**Instructions to follow**.
Below are entries. Pull out all lines containing "name".

**Extracted information**.
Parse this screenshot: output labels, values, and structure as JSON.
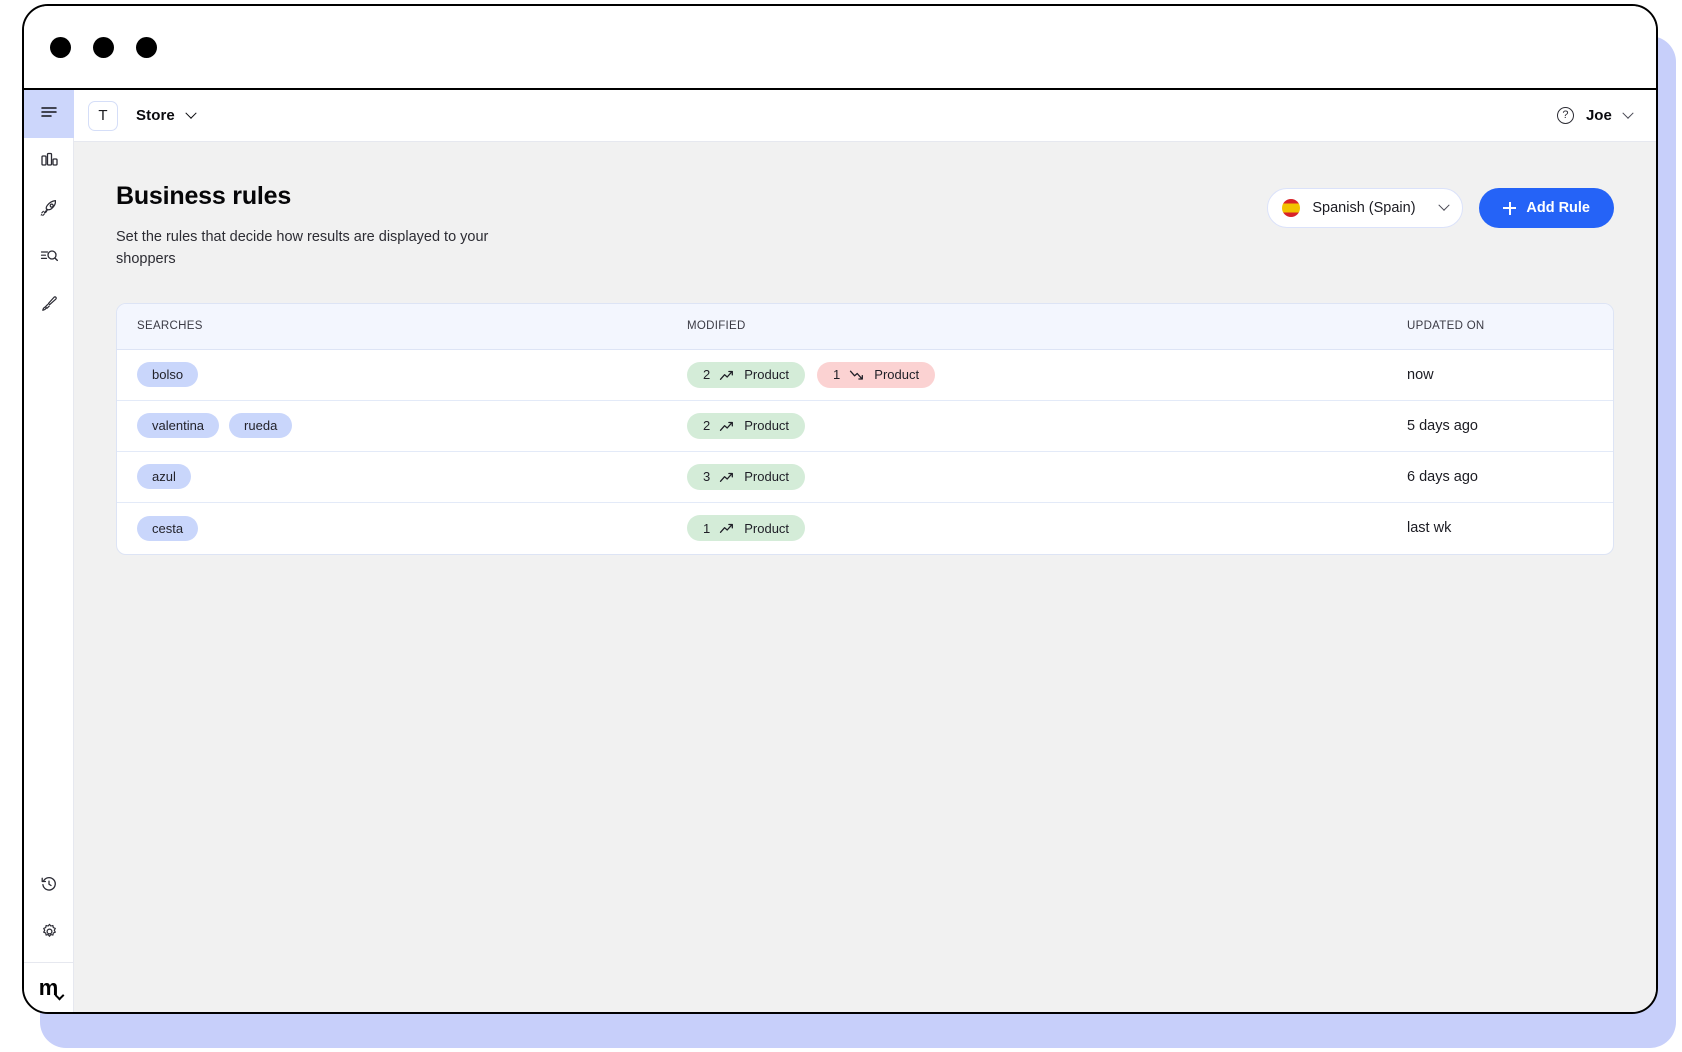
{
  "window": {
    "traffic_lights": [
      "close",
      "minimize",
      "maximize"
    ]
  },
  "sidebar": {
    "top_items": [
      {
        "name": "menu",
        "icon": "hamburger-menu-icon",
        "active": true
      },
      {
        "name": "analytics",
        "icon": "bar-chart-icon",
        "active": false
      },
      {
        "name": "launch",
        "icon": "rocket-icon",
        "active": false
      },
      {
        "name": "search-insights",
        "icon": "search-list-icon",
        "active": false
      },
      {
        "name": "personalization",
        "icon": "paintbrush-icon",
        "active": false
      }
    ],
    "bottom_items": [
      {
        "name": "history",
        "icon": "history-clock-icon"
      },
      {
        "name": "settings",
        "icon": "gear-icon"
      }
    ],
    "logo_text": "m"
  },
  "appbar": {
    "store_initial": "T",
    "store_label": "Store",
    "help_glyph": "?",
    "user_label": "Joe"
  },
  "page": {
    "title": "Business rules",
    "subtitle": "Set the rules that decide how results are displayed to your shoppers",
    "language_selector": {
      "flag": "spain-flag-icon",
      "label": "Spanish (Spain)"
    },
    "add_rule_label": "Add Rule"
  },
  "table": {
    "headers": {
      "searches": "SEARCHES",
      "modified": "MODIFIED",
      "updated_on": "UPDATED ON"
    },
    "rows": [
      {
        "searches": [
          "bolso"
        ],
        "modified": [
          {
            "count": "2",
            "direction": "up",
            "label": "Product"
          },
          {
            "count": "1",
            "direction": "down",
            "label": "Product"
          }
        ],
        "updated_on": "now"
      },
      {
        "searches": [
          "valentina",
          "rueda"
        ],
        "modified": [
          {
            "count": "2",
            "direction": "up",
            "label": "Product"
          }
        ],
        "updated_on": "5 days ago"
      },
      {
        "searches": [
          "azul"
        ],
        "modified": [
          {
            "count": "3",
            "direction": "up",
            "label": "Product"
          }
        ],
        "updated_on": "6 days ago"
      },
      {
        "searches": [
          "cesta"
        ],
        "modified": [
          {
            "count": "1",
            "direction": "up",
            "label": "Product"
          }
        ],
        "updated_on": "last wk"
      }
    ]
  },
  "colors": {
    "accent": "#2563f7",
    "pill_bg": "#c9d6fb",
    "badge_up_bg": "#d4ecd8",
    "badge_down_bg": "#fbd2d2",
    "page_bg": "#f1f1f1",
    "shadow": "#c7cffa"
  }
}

**Solution for this problem**.
        "name": "menu",
        "name": "analytics",
        "name": "launch",
        "name": "search-insights",
        "name": "personalization",
        "name": "history",
        "name": "settings",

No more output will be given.